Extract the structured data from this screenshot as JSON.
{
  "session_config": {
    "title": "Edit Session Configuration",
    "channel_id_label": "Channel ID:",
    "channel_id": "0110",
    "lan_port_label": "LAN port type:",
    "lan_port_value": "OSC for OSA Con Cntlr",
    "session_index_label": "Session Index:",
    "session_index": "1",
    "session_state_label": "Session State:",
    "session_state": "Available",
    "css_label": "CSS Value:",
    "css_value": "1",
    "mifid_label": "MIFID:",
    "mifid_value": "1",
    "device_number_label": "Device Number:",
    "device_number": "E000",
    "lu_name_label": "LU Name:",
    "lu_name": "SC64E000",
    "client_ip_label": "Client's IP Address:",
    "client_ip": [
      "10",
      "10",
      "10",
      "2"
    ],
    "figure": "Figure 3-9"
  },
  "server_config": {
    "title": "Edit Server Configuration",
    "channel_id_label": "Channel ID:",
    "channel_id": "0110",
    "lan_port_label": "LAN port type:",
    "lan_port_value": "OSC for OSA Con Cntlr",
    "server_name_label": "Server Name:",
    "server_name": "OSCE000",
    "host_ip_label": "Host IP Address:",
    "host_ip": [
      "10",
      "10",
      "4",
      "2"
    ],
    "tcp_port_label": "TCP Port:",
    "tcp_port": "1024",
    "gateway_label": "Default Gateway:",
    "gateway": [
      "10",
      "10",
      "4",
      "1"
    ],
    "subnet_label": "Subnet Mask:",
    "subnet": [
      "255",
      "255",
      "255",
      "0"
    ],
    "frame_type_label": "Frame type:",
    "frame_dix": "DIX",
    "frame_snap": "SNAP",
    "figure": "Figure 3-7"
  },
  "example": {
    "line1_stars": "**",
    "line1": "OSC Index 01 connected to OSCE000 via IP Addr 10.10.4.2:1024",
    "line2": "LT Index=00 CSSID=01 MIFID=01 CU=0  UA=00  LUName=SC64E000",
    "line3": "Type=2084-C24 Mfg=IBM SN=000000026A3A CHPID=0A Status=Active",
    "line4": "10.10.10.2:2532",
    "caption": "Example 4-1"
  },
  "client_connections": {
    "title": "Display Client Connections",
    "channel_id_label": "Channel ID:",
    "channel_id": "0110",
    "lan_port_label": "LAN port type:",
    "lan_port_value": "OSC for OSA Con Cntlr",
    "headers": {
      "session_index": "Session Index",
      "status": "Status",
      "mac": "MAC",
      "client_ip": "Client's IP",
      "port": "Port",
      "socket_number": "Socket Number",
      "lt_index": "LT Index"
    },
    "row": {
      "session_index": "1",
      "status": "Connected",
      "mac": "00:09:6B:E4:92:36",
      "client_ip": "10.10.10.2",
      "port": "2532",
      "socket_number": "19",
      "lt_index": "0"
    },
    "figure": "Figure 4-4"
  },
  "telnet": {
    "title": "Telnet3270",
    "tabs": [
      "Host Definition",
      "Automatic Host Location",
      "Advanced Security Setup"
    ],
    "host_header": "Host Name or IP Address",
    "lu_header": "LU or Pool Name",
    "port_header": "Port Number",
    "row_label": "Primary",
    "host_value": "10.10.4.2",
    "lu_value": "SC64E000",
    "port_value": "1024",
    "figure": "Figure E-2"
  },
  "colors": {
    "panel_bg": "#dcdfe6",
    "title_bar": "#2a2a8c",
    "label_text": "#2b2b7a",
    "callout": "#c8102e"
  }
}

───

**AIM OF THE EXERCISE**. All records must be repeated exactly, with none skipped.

**RESPONSE**.
Extract the structured data from this screenshot as JSON.
{
  "session_config": {
    "title": "Edit Session Configuration",
    "channel_id_label": "Channel ID:",
    "channel_id": "0110",
    "lan_port_label": "LAN port type:",
    "lan_port_value": "OSC for OSA Con Cntlr",
    "session_index_label": "Session Index:",
    "session_index": "1",
    "session_state_label": "Session State:",
    "session_state": "Available",
    "css_label": "CSS Value:",
    "css_value": "1",
    "mifid_label": "MIFID:",
    "mifid_value": "1",
    "device_number_label": "Device Number:",
    "device_number": "E000",
    "lu_name_label": "LU Name:",
    "lu_name": "SC64E000",
    "client_ip_label": "Client's IP Address:",
    "client_ip": [
      "10",
      "10",
      "10",
      "2"
    ],
    "figure": "Figure 3-9"
  },
  "server_config": {
    "title": "Edit Server Configuration",
    "channel_id_label": "Channel ID:",
    "channel_id": "0110",
    "lan_port_label": "LAN port type:",
    "lan_port_value": "OSC for OSA Con Cntlr",
    "server_name_label": "Server Name:",
    "server_name": "OSCE000",
    "host_ip_label": "Host IP Address:",
    "host_ip": [
      "10",
      "10",
      "4",
      "2"
    ],
    "tcp_port_label": "TCP Port:",
    "tcp_port": "1024",
    "gateway_label": "Default Gateway:",
    "gateway": [
      "10",
      "10",
      "4",
      "1"
    ],
    "subnet_label": "Subnet Mask:",
    "subnet": [
      "255",
      "255",
      "255",
      "0"
    ],
    "frame_type_label": "Frame type:",
    "frame_dix": "DIX",
    "frame_snap": "SNAP",
    "figure": "Figure 3-7"
  },
  "example": {
    "line1_stars": "**",
    "line1": "OSC Index 01 connected to OSCE000 via IP Addr 10.10.4.2:1024",
    "line2": "LT Index=00 CSSID=01 MIFID=01 CU=0  UA=00  LUName=SC64E000",
    "line3": "Type=2084-C24 Mfg=IBM SN=000000026A3A CHPID=0A Status=Active",
    "line4": "10.10.10.2:2532",
    "caption": "Example 4-1"
  },
  "client_connections": {
    "title": "Display Client Connections",
    "channel_id_label": "Channel ID:",
    "channel_id": "0110",
    "lan_port_label": "LAN port type:",
    "lan_port_value": "OSC for OSA Con Cntlr",
    "headers": {
      "session_index": "Session Index",
      "status": "Status",
      "mac": "MAC",
      "client_ip": "Client's IP",
      "port": "Port",
      "socket_number": "Socket Number",
      "lt_index": "LT Index"
    },
    "row": {
      "session_index": "1",
      "status": "Connected",
      "mac": "00:09:6B:E4:92:36",
      "client_ip": "10.10.10.2",
      "port": "2532",
      "socket_number": "19",
      "lt_index": "0"
    },
    "figure": "Figure 4-4"
  },
  "telnet": {
    "title": "Telnet3270",
    "tabs": [
      "Host Definition",
      "Automatic Host Location",
      "Advanced Security Setup"
    ],
    "host_header": "Host Name or IP Address",
    "lu_header": "LU or Pool Name",
    "port_header": "Port Number",
    "row_label": "Primary",
    "host_value": "10.10.4.2",
    "lu_value": "SC64E000",
    "port_value": "1024",
    "figure": "Figure E-2"
  },
  "colors": {
    "panel_bg": "#dcdfe6",
    "title_bar": "#2a2a8c",
    "label_text": "#2b2b7a",
    "callout": "#c8102e"
  }
}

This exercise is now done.